Darren Aronofsky’s been making the rounds on the internet recently more for a piece of environmental writing published on The Daily Beast than for one of his films, so it seems to me the only logical next step would be to combine the two. Did anyone else notice that an incredible story readily discloses itself in Aronofsky’s diary? It reads almost like an environmentalist version of Joseph Conrad’s Heart of Darkness, with environmental violations taking the place of slavery, the oil-profiteering Suncor dutifully filling in for the tyrannical slave-dealing Company, and things looking bleaker and grimmer for the human race as Aronofsky and his team travel upriver.
Judge of your natural character by what you do in your dreams.
–Ralph Waldo Emerson
(Jiro Dreams of Sushi is available on Netflix.)
When one first learns that the price for a plate at Jiro’s world-renowned sushi restaurant begins at 30,000 yen, or $300, the mind reacts in two ways. Either it balks or it bargains. If it balks, then perhaps it is reminded of similar outrageously expensive food, like that $1,000 pizza in New York. In that case, the rebarbative concoction, loaded as it is with caviar and lobster, wastes its ingredients while it overcharges for them. Nevermind the idiocy of baking truffles in creme fraiche (where the fat from the latter and the heat from the oven overpowers any nuance in the flavour of the former) and serving it on a pan of bread, the whole thing arrives to the customer a greasy, congealed mess fit only for the blind and nouveau riche. Don’t even get me started on the $25,000 sundae. If I wanted to ingest five grams of gold I would just drink a few bottles of Goldschläger in a single sitting (at least that way the alcohol would stand a good chance of blocking out the thought of wasting so much money). Compared to this then, $300 for an actual meal seems like a steal.

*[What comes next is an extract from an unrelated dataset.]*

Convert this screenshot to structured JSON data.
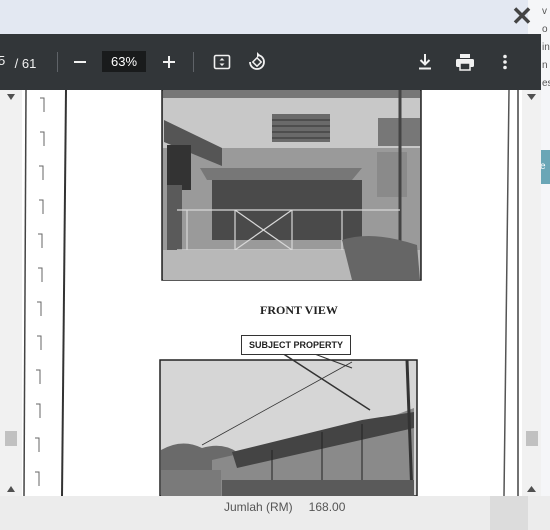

Though the subjects in Peter Navarro‘s patriotic lament for American industry occasionally lapse into fear-mongering doomsday proclamations, this lean, mean documentary nevertheless loosely sketches the growing and troubling issues developing in the US as it exports its manufacturing base on a one-way street. Unabashedly one-sided and hopelessly short of solutions, it nonetheless makes a compelling case for the argument that trade reform with China is vital for a prosperous American future (which obviously has a large impact on Canada as well). If nothing else, would-be filmmakers would do well to watch it as an exercise in creating a compelling evocation of dread. Agitprop cinema rarely has me so fired up. The narrow picture it presents suggests more widely available information on this issue is needed (if anyone knows of any such material I would be grateful to learn of it). I admit I may be taken in by the pathos of this documentary, yet it nonetheless seems an issue worth investigating.